PROBLEM DESCRIPTION:
What you return must match the listing below line for line, minus its pictures.

--

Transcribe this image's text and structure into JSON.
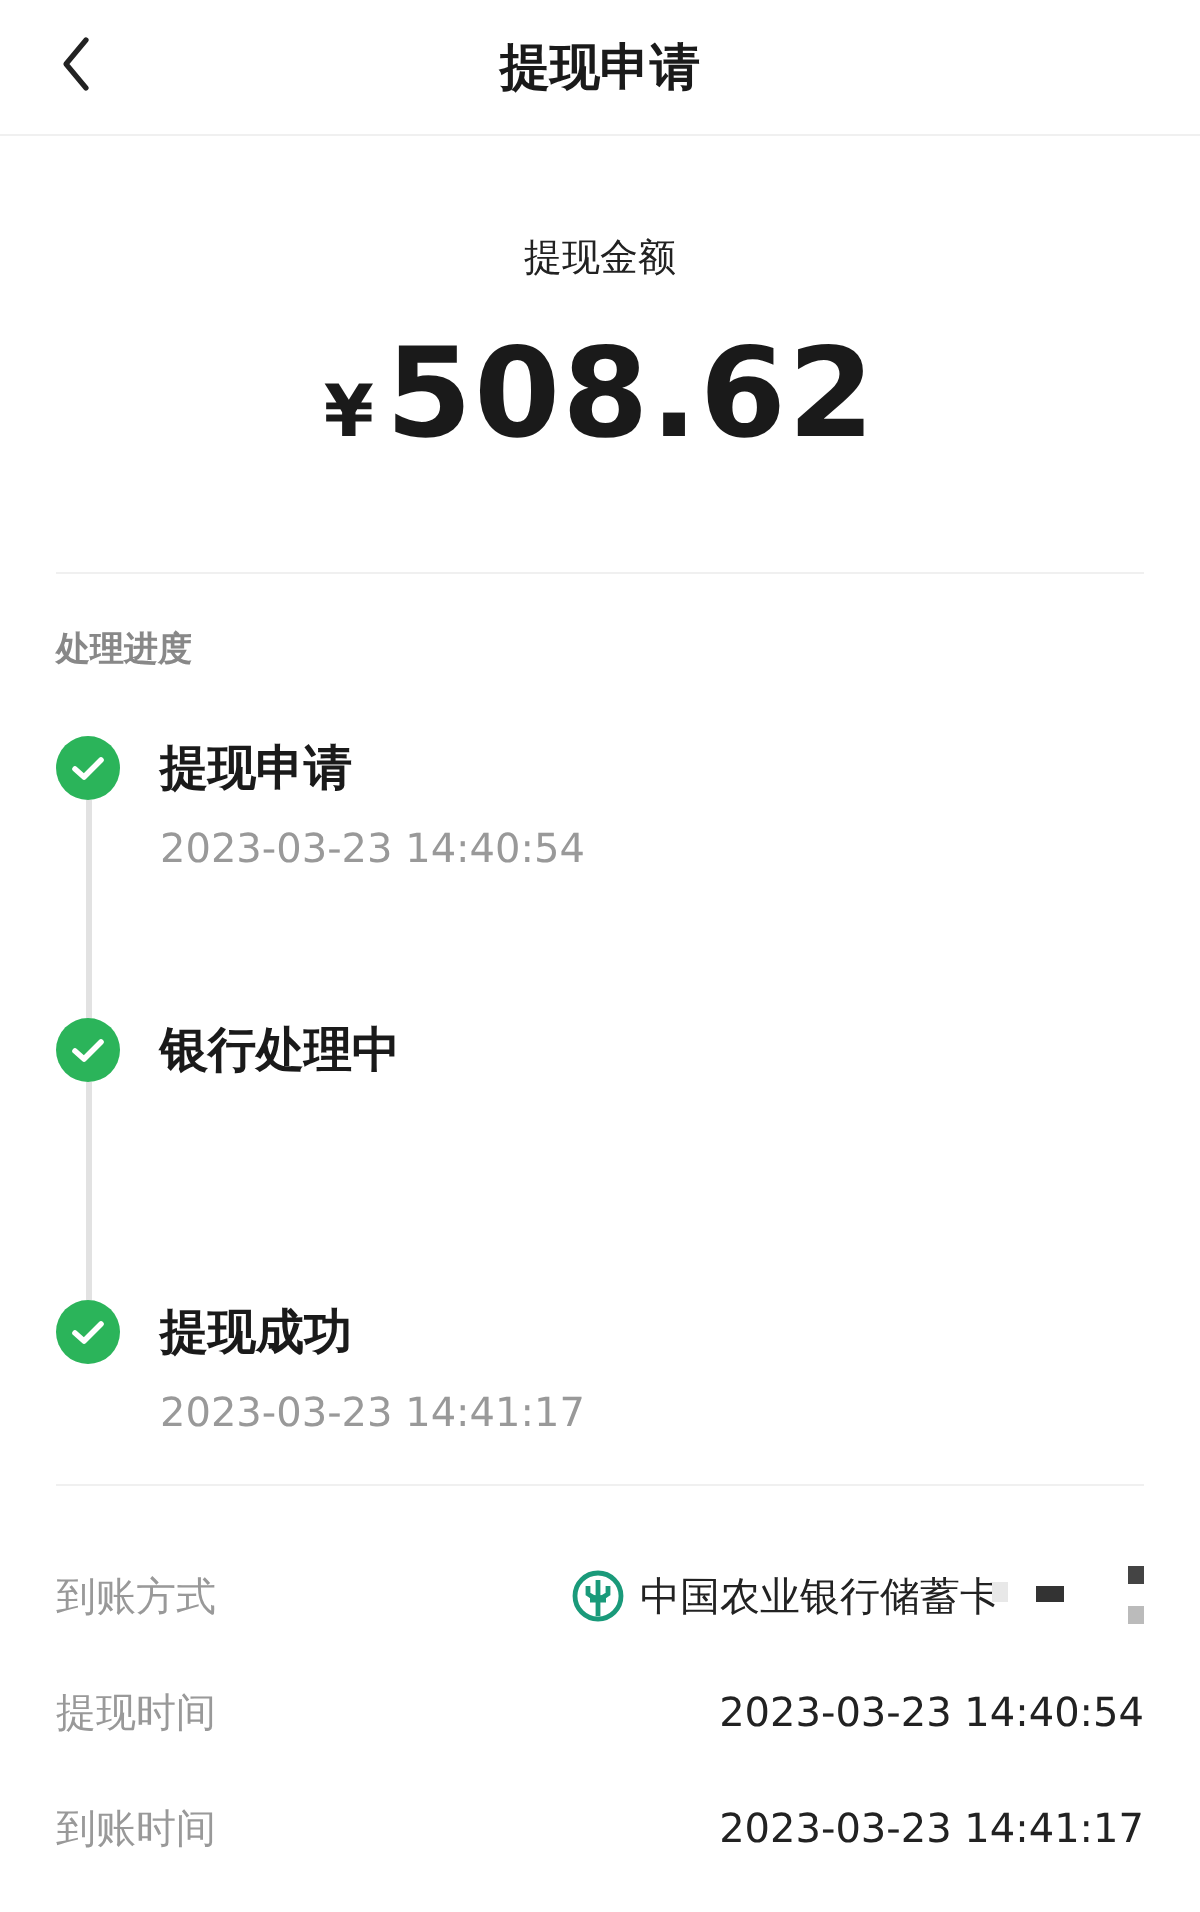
{
  "header": {
    "title": "提现申请"
  },
  "amount": {
    "label": "提现金额",
    "currency": "¥",
    "value": "508.62"
  },
  "progress": {
    "title": "处理进度",
    "steps": [
      {
        "title": "提现申请",
        "time": "2023-03-23 14:40:54",
        "done": true
      },
      {
        "title": "银行处理中",
        "done": true
      },
      {
        "title": "提现成功",
        "time": "2023-03-23 14:41:17",
        "done": true
      }
    ]
  },
  "details": [
    {
      "kind": "bank",
      "label": "到账方式",
      "value": "中国农业银行储蓄卡"
    },
    {
      "kind": "text",
      "label": "提现时间",
      "value": "2023-03-23 14:40:54"
    },
    {
      "kind": "text",
      "label": "到账时间",
      "value": "2023-03-23 14:41:17"
    }
  ]
}
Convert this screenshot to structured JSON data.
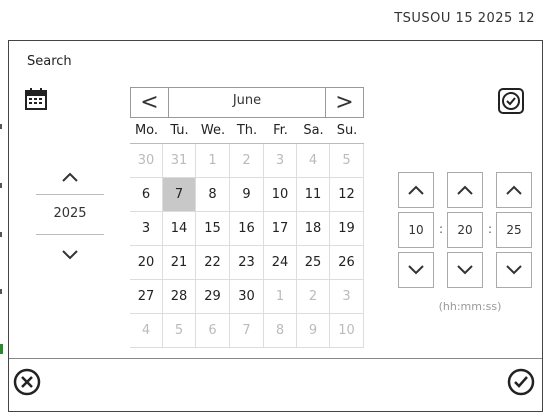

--

RESULT OF THIS TASK:
Transcribe this image's text and structure into JSON.
{
  "header": {
    "title": "提现申请"
  },
  "amount": {
    "label": "提现金额",
    "currency": "¥",
    "value": "508.62"
  },
  "progress": {
    "title": "处理进度",
    "steps": [
      {
        "title": "提现申请",
        "time": "2023-03-23 14:40:54",
        "done": true
      },
      {
        "title": "银行处理中",
        "done": true
      },
      {
        "title": "提现成功",
        "time": "2023-03-23 14:41:17",
        "done": true
      }
    ]
  },
  "details": [
    {
      "kind": "bank",
      "label": "到账方式",
      "value": "中国农业银行储蓄卡"
    },
    {
      "kind": "text",
      "label": "提现时间",
      "value": "2023-03-23 14:40:54"
    },
    {
      "kind": "text",
      "label": "到账时间",
      "value": "2023-03-23 14:41:17"
    }
  ]
}
Convert this screenshot to structured JSON data.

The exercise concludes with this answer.